If I hadn’t made what today would be considered a mistake, then there would be no chimps. People would have moved into Gombe, as they were trying to do now. It would not be there anymore. So, the mistake was a good one.
Has your extensive work with chimps taught you anything about human behaviour?
It has taught me that the link between us and them is very, very close. Chimps, like us, can show brutality and even a kind of primitive war. They can kill each other, but likewise, they also have a loving, compassionate and truly altruistic side. So, it helps us to understand that we are not the only beings, as I was once told, who have personalities, minds and emotions. Now that science has expected that, the door has opened to look for these characteristics in other animals.

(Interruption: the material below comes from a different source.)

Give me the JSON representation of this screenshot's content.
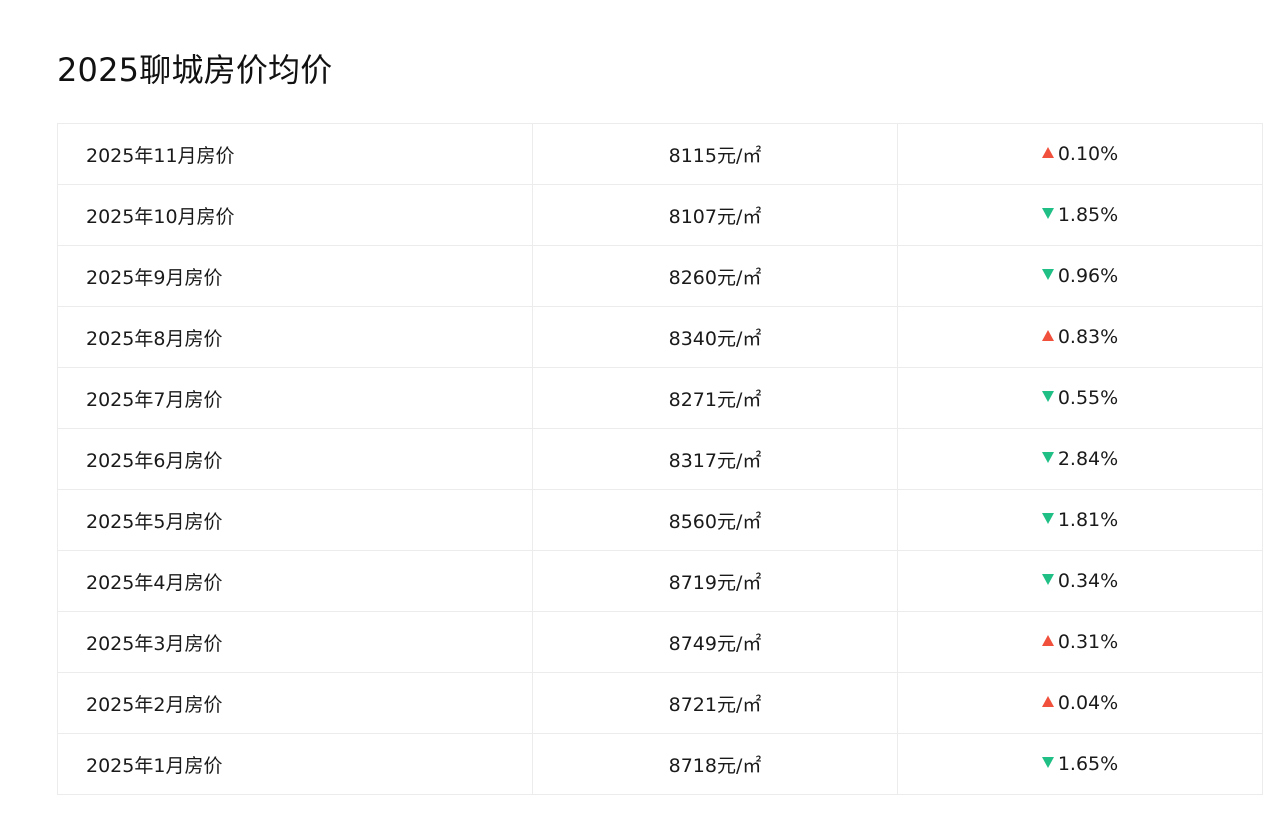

We now find that rats are amazingly intelligent. They have strong personalities. They laugh when you tickle them. They jump for joy. They will actually show altruistic behaviour towards suffering fellow rats and yet we treat them like vermin. And we now know the octopus is capable of amazingly intelligent behaviour and that some birds are as intelligent as an 8-year-old human in some respects.
So, it was the chimps that opened the door to a greater understanding of who animals are and that’s why, in light of this pandemic, it is so important to recognise the way that they’re treated today.
WHAT IS EARTH DAY?
In April 1970, millions of people around the world mobilised to demand protection of the planet. That historic day gave birth to the modern environmental movement known as Earth Day, and 50 years later it’s become the planet’s largest civic event, with more than a billion people participating each year. Although, this year, with the COVID-19 pandemic curbing the participation of its 193 participating countries, the conservation efforts have gone online with various ways individuals can be part of the change. Details are available on Earthday.org, its official website.
Don’t miss it!
‘Jane Goodall: The Hope’ airs on National Geographic Abu Dhabi at 9pm UAE time on April 22. The two-hour documentary special takes viewers through chapters of Dr Goodall’s journey, highlighting how she inspires future generations.
Before this, National Geographic Photographer Joel Sartore heads on a quest to photograph some of the rarest animals in the world in ‘Photo Ark: Rarest Creatures’, premiering at 8pm in the UAE.